» **Problem details**
For each line of the data below that contains "IntelliJ", return that line.

━━━ Data listing

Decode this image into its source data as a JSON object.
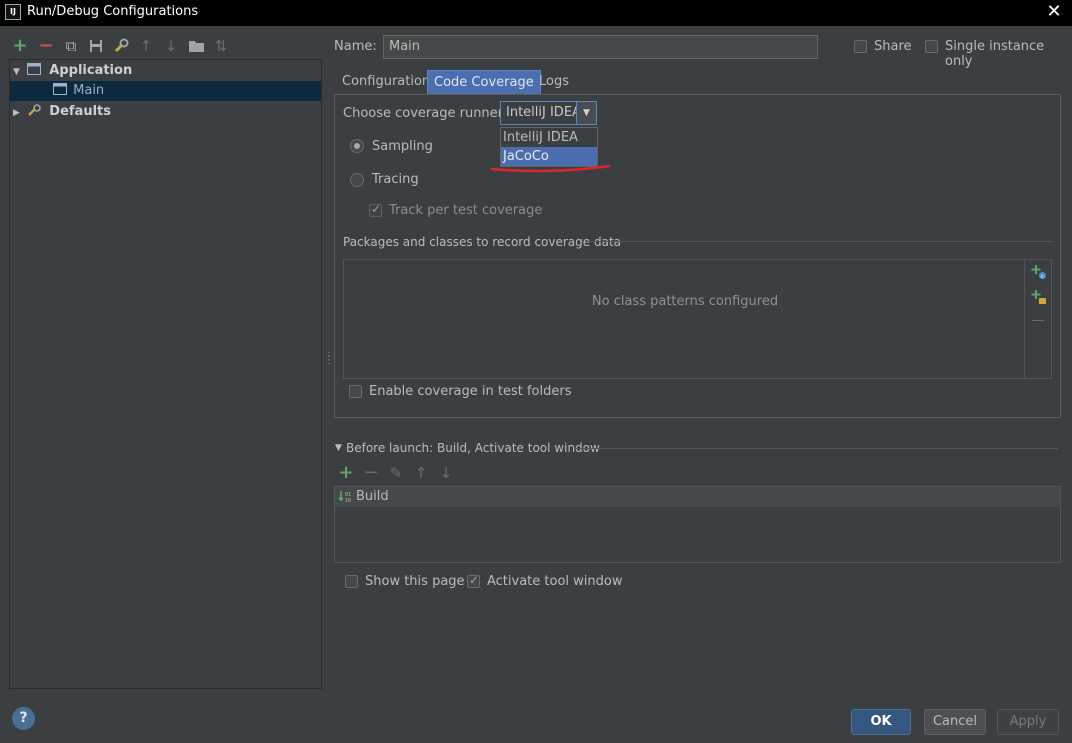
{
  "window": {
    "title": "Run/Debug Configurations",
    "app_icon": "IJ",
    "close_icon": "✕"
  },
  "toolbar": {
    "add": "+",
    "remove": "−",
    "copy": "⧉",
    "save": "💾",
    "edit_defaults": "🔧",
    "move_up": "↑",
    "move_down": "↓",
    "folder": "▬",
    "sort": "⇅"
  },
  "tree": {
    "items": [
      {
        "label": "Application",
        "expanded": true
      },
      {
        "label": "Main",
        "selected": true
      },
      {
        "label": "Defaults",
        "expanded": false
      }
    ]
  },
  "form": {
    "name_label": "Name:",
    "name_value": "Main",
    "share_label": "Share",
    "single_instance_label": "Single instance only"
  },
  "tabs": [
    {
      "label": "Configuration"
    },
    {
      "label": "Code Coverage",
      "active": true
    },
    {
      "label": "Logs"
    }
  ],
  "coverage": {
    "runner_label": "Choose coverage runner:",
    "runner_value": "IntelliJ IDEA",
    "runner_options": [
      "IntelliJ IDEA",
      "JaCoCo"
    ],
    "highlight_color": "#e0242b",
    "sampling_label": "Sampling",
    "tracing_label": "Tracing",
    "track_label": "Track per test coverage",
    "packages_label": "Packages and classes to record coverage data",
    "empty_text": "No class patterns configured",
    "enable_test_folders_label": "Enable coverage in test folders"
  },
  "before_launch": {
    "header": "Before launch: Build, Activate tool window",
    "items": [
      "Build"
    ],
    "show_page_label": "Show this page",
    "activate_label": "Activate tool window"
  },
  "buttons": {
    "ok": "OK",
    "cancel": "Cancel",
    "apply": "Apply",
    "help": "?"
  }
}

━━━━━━

» **Answer space**
    "runner_value": "IntelliJ IDEA",
      "IntelliJ IDEA",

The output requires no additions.